Below are some records. Say how many of their lines include the string "Thumbprint", giving only the number.
+++ Supplied material +++
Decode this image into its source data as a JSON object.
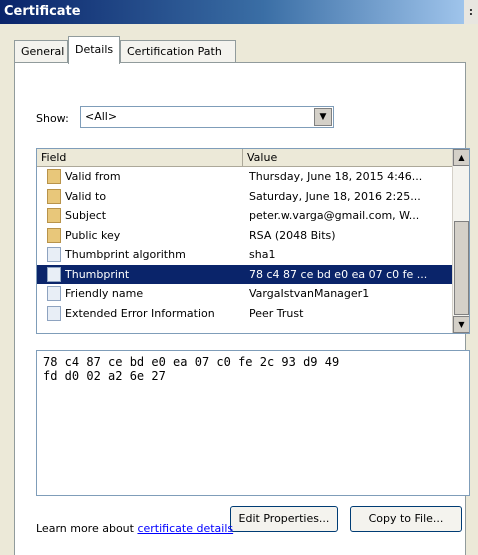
{
  "window": {
    "title": "Certificate"
  },
  "tabs": [
    {
      "label": "General"
    },
    {
      "label": "Details"
    },
    {
      "label": "Certification Path"
    }
  ],
  "show": {
    "label": "Show:",
    "selected": "<All>"
  },
  "list": {
    "columns": [
      "Field",
      "Value"
    ],
    "rows": [
      {
        "field": "Valid from",
        "value": "Thursday, June 18, 2015 4:46...",
        "icon": "cert-field-icon"
      },
      {
        "field": "Valid to",
        "value": "Saturday, June 18, 2016 2:25...",
        "icon": "cert-field-icon"
      },
      {
        "field": "Subject",
        "value": "peter.w.varga@gmail.com, W...",
        "icon": "cert-field-icon"
      },
      {
        "field": "Public key",
        "value": "RSA (2048 Bits)",
        "icon": "cert-field-icon"
      },
      {
        "field": "Thumbprint algorithm",
        "value": "sha1",
        "icon": "property-icon"
      },
      {
        "field": "Thumbprint",
        "value": "78 c4 87 ce bd e0 ea 07 c0 fe ...",
        "icon": "property-icon"
      },
      {
        "field": "Friendly name",
        "value": "VargaIstvanManager1",
        "icon": "property-icon"
      },
      {
        "field": "Extended Error Information",
        "value": "Peer Trust",
        "icon": "property-icon"
      }
    ],
    "selected_row": 5
  },
  "detail_value": "78 c4 87 ce bd e0 ea 07 c0 fe 2c 93 d9 49\nfd d0 02 a2 6e 27",
  "buttons": {
    "edit_properties": "Edit Properties...",
    "copy_to_file": "Copy to File..."
  },
  "footer": {
    "learn_text": "Learn more about ",
    "learn_link": "certificate details"
  }
}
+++
_Reply:_ 2